Here’s our first look at Google Chrome’s new design for Windows 11.
Google has finally started testing a new design for Chrome on Windows 10 and Windows 11, and more details on the visual overhaul are now available.
Google apparently uses the Microsoft Edge-style Windows 11 menu to bring the browser into line with the new operating system. The first look at what Google Chrome can look like on Windows 11 comes in the latest version of Canary, but you’ll need to enable a new experimental flag to see the improvements.
As expected, Google Chrome’s styling changes for Windows 11 are minimal at the moment, and they’re limited to menus only. For the moment, it only comes with a few changes to the menu. For example, rounded corners and shadow effects are now visible when you right-click anywhere in the browser or open the main menu.
Additionally, Google appears to be experimenting with other design improvements for Chrome as well, as this experimental metric increases the level of transparency of tab hover maps. This seems to imply that more significant changes to the Google Chrome window or tab bar are underway.

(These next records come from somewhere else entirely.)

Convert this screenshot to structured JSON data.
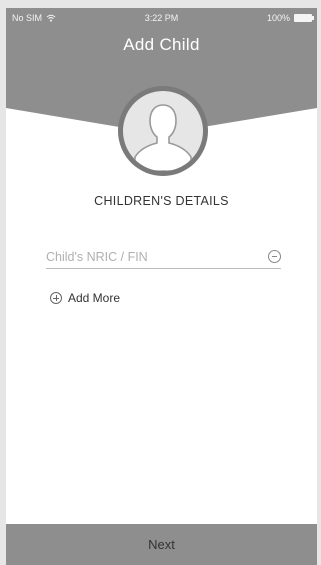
{
  "status_bar": {
    "carrier": "No SIM",
    "wifi_icon": "wifi-icon",
    "time": "3:22 PM",
    "battery": "100%",
    "battery_icon": "battery-icon"
  },
  "header": {
    "title": "Add Child",
    "avatar_icon": "person-silhouette-icon"
  },
  "section": {
    "title": "CHILDREN'S DETAILS"
  },
  "form": {
    "nric_placeholder": "Child's NRIC / FIN",
    "nric_value": "",
    "remove_icon": "minus-circle-icon",
    "add_more_icon": "plus-circle-icon",
    "add_more_label": "Add More"
  },
  "footer": {
    "next_label": "Next"
  },
  "colors": {
    "header_gray": "#8e8e8e",
    "avatar_ring": "#7a7a7a",
    "avatar_fill": "#e6e6e6",
    "button_gray": "#8e8e8e"
  }
}
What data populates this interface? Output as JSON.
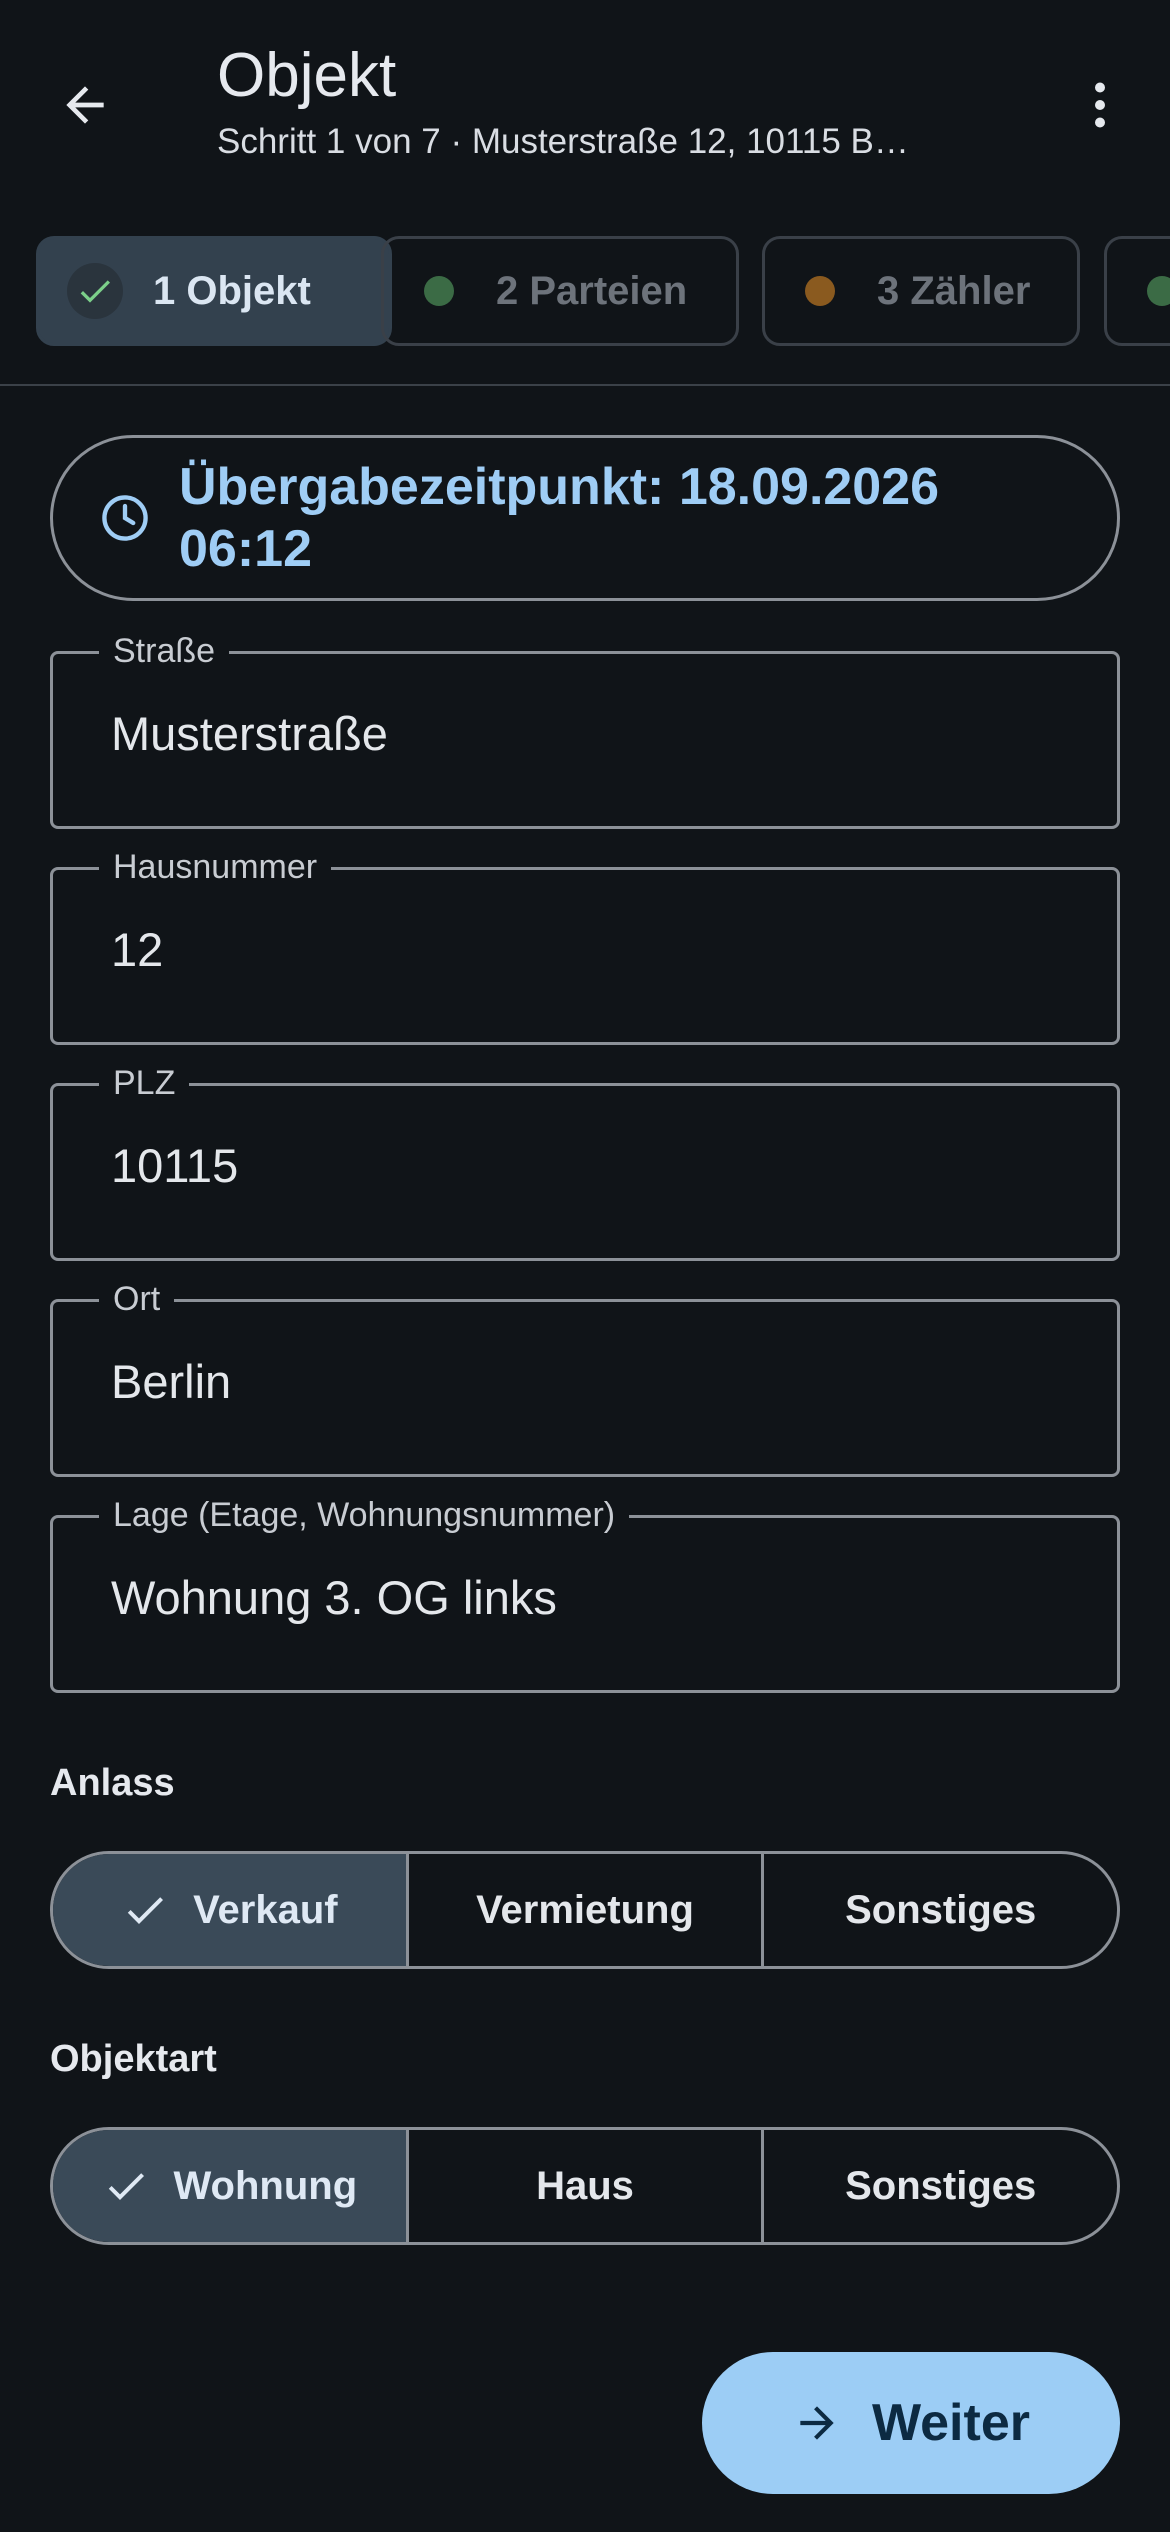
{
  "appbar": {
    "title": "Objekt",
    "subtitle": "Schritt 1 von 7 · Musterstraße 12, 10115 B…",
    "back_icon": "arrow-back-icon",
    "more_icon": "more-vert-icon"
  },
  "steps": [
    {
      "label": "1 Objekt",
      "status": "done",
      "color": "#7ccf8a",
      "selected": true
    },
    {
      "label": "2 Parteien",
      "status": "ok",
      "color": "#3b6b45",
      "selected": false
    },
    {
      "label": "3 Zähler",
      "status": "warning",
      "color": "#8a5a1f",
      "selected": false
    },
    {
      "label": "",
      "status": "ok",
      "color": "#3b6b45",
      "selected": false
    }
  ],
  "handover": {
    "icon": "clock-icon",
    "text": "Übergabezeitpunkt: 18.09.2026 06:12"
  },
  "fields": [
    {
      "label": "Straße",
      "value": "Musterstraße"
    },
    {
      "label": "Hausnummer",
      "value": "12"
    },
    {
      "label": "PLZ",
      "value": "10115"
    },
    {
      "label": "Ort",
      "value": "Berlin"
    },
    {
      "label": "Lage (Etage, Wohnungsnummer)",
      "value": "Wohnung 3. OG links"
    }
  ],
  "anlass": {
    "label": "Anlass",
    "options": [
      "Verkauf",
      "Vermietung",
      "Sonstiges"
    ],
    "selected": "Verkauf"
  },
  "objektart": {
    "label": "Objektart",
    "options": [
      "Wohnung",
      "Haus",
      "Sonstiges"
    ],
    "selected": "Wohnung"
  },
  "next_button": {
    "label": "Weiter",
    "icon": "arrow-forward-icon"
  },
  "colors": {
    "background": "#101418",
    "accent": "#9ccdf5",
    "selected_segment": "#3a4a58"
  }
}
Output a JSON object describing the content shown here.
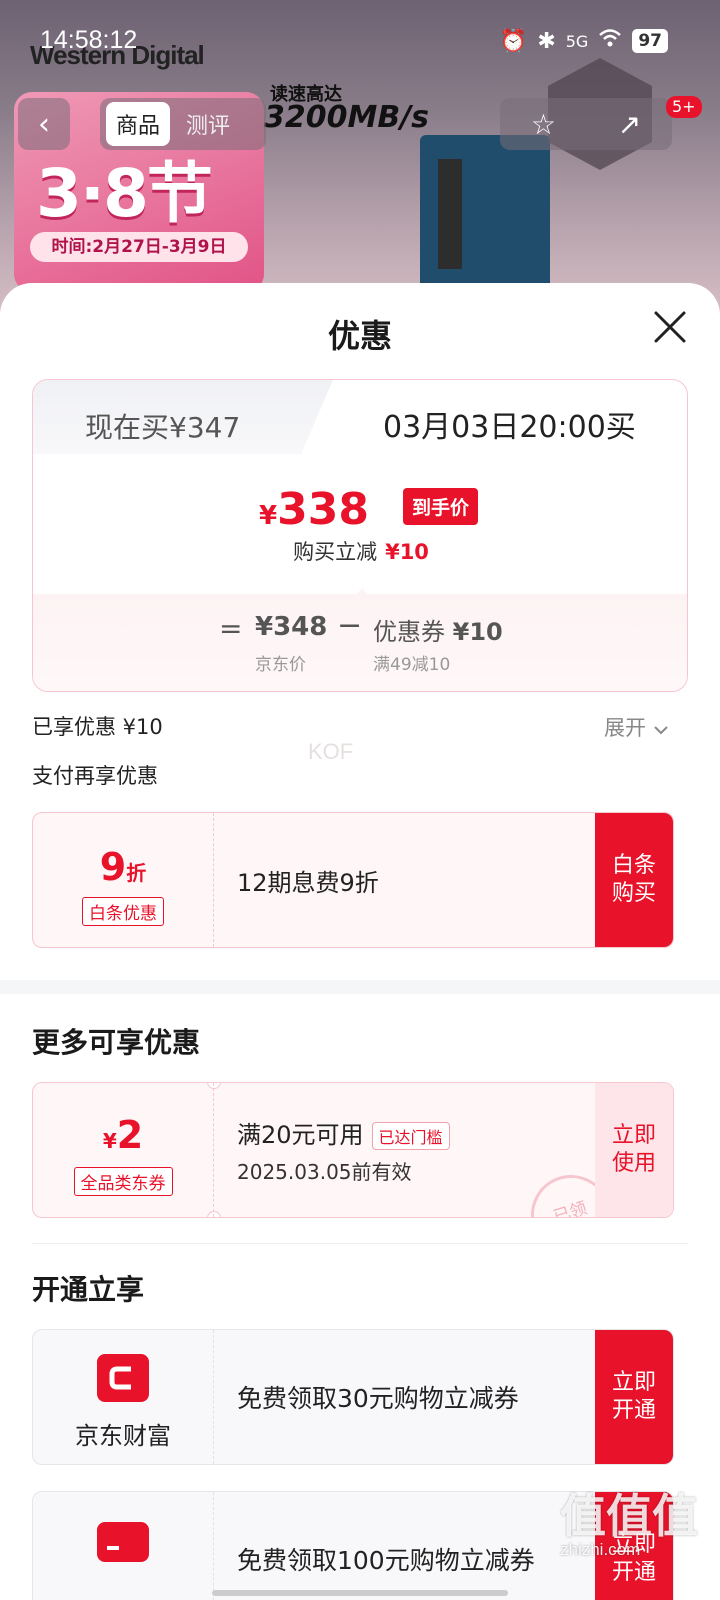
{
  "status_bar": {
    "time": "14:58:12",
    "battery": "97",
    "network": "5G"
  },
  "background": {
    "brand": "Western Digital",
    "speed_label": "读速高达",
    "speed_value": "3200MB/s",
    "festival": "3·8节",
    "festival_dates": "时间:2月27日-3月9日",
    "tabs": [
      "商品",
      "测评"
    ],
    "cart_badge": "5+"
  },
  "sheet": {
    "title": "优惠",
    "price_tabs": {
      "now": "现在买¥347",
      "later": "03月03日20:00买"
    },
    "final_price": {
      "symbol": "¥",
      "value": "338",
      "tag": "到手价"
    },
    "instant_reduce": {
      "label": "购买立减",
      "amount": "¥10"
    },
    "formula": {
      "eq": "=",
      "jd_price": "¥348",
      "jd_label": "京东价",
      "minus": "−",
      "coupon": "优惠券",
      "coupon_amount": "¥10",
      "coupon_rule": "满49减10"
    },
    "enjoyed": "已享优惠 ¥10",
    "expand": "展开",
    "watermark": "KOF",
    "pay_hint": "支付再享优惠",
    "baitiao": {
      "discount_num": "9",
      "discount_unit": "折",
      "tag": "白条优惠",
      "desc": "12期息费9折",
      "action": "白条购买"
    },
    "more_title": "更多可享优惠",
    "coupon": {
      "symbol": "¥",
      "amount": "2",
      "tag": "全品类东券",
      "title": "满20元可用",
      "threshold_tag": "已达门槛",
      "expire": "2025.03.05前有效",
      "action": "立即使用",
      "stamp": "已领"
    },
    "open_title": "开通立享",
    "open_items": [
      {
        "name": "京东财富",
        "desc": "免费领取30元购物立减券",
        "action": "立即开通"
      },
      {
        "name": "",
        "desc": "免费领取100元购物立减券",
        "action": "立即开通"
      }
    ]
  },
  "corner_watermark": {
    "logo": "值值值",
    "url": "zhizhi.com"
  },
  "colors": {
    "accent": "#e8132a",
    "coupon_bg": "#fff6f7",
    "border_pink": "#f6c7cf"
  }
}
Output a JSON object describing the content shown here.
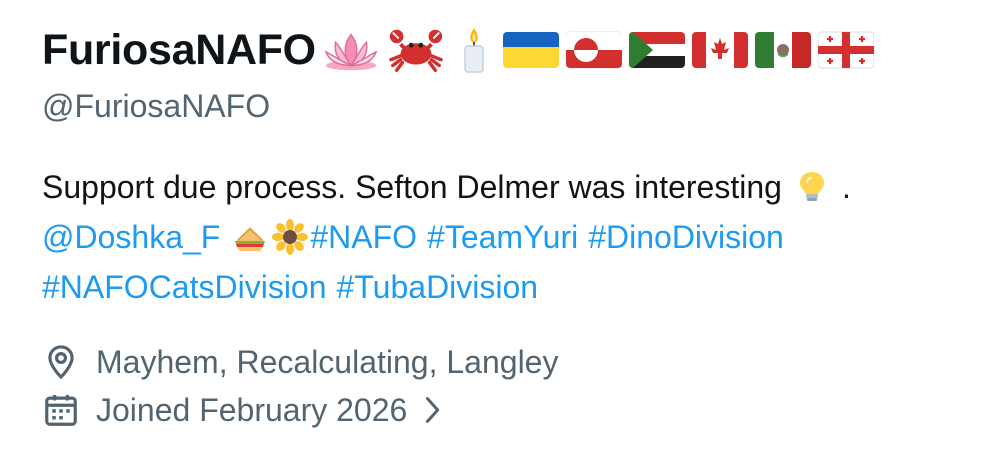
{
  "profile": {
    "display_name": "FuriosaNAFO",
    "name_emojis": [
      "lotus-icon",
      "crab-icon",
      "candle-icon",
      "flag-ukraine-icon",
      "flag-greenland-icon",
      "flag-sudan-icon",
      "flag-canada-icon",
      "flag-mexico-icon",
      "flag-georgia-icon"
    ],
    "handle": "@FuriosaNAFO",
    "bio": {
      "text_line1": "Support due process. Sefton Delmer was interesting",
      "line1_end": ".",
      "mention": "@Doshka_F",
      "hashtag_nafo": "#NAFO",
      "hashtag_teamyuri": "#TeamYuri",
      "hashtag_dinodivision": "#DinoDivision",
      "hashtag_catsdivision": "#NAFOCatsDivision",
      "hashtag_tubadivision": "#TubaDivision"
    },
    "location": "Mayhem, Recalculating, Langley",
    "joined": "Joined February 2026"
  },
  "colors": {
    "text_primary": "#0f1419",
    "text_secondary": "#536471",
    "link": "#1d9bf0"
  }
}
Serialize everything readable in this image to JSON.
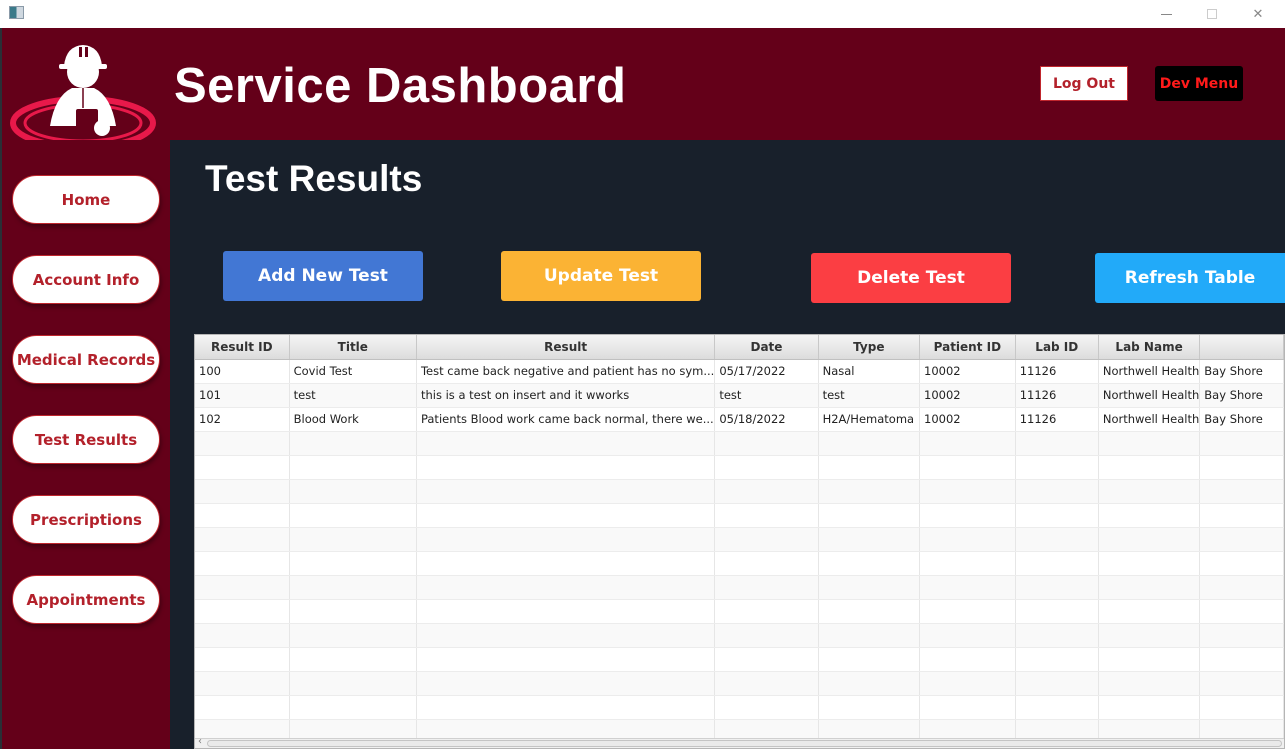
{
  "window": {
    "minimize_glyph": "",
    "close_glyph": "✕"
  },
  "header": {
    "title": "Service Dashboard",
    "logout_label": "Log Out",
    "dev_menu_label": "Dev Menu"
  },
  "sidebar": {
    "items": [
      {
        "label": "Home"
      },
      {
        "label": "Account Info"
      },
      {
        "label": "Medical Records"
      },
      {
        "label": "Test Results"
      },
      {
        "label": "Prescriptions"
      },
      {
        "label": "Appointments"
      }
    ]
  },
  "main": {
    "page_title": "Test Results",
    "buttons": {
      "add": "Add New Test",
      "update": "Update Test",
      "delete": "Delete Test",
      "refresh": "Refresh Table"
    },
    "table": {
      "columns": [
        "Result ID",
        "Title",
        "Result",
        "Date",
        "Type",
        "Patient ID",
        "Lab ID",
        "Lab Name",
        ""
      ],
      "rows": [
        [
          "100",
          "Covid Test",
          "Test came back negative and patient has no sym...",
          "05/17/2022",
          "Nasal",
          "10002",
          "11126",
          "Northwell Health",
          "Bay Shore"
        ],
        [
          "101",
          "test",
          "this is a test on insert and it wworks",
          "test",
          "test",
          "10002",
          "11126",
          "Northwell Health",
          "Bay Shore"
        ],
        [
          "102",
          "Blood Work",
          "Patients Blood work came back normal, there we...",
          "05/18/2022",
          "H2A/Hematoma",
          "10002",
          "11126",
          "Northwell Health",
          "Bay Shore"
        ]
      ],
      "empty_rows": 13
    }
  },
  "colors": {
    "brand_maroon": "#640019",
    "main_bg": "#18202b",
    "add": "#4277d4",
    "update": "#fbb334",
    "delete": "#fb3e43",
    "refresh": "#22aaf9",
    "nav_text": "#b3212b"
  }
}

Unlike Google Chrome, Microsoft Edge supports Mica hardware on Windows 11. As you can see in the screenshot below, Mica hardware aligns the background color of the tab area of the browser with the desktop and creates a Fluent experience that can distinguish multiple applications.
Activate Chrome’s New Design
To enable Chrome’s Windows 11-style experimental menus, follow these steps:
- Download Chrome Canary.
- Open the menu Chrome: // flags.
- Activate the “Windows 11 style menus” flag.
- Relaunch the browser.
Windows 11 rounded corners and mica don’t hurt performance
Microsoft recently confirmed that applications using new Windows 11 design materials will not affect operating system performance. Unlike acrylic material, these design effects are specially designed for higher performance. Likewise, rounded corners will have no impact on system performance.
Microsoft has optimized graphics rendering performance to resolve the issues with rounded edges, so that users won’t notice any difference from square corners.
Additionally, Microsoft also explained that these Windows 11 design components (such as rounded corners) were not inspired by macOS.
“Good design tends to be similar,” Microsoft said. “Fluent has been around for a long time” and the design elements “may sound familiar, but the goal of Fluent Design and Mica is to create a design language that feels natural and normal.
Rounded corners and Mica elements are also coming to all inbox apps, and apps like Teams and Skype will be updated gradually.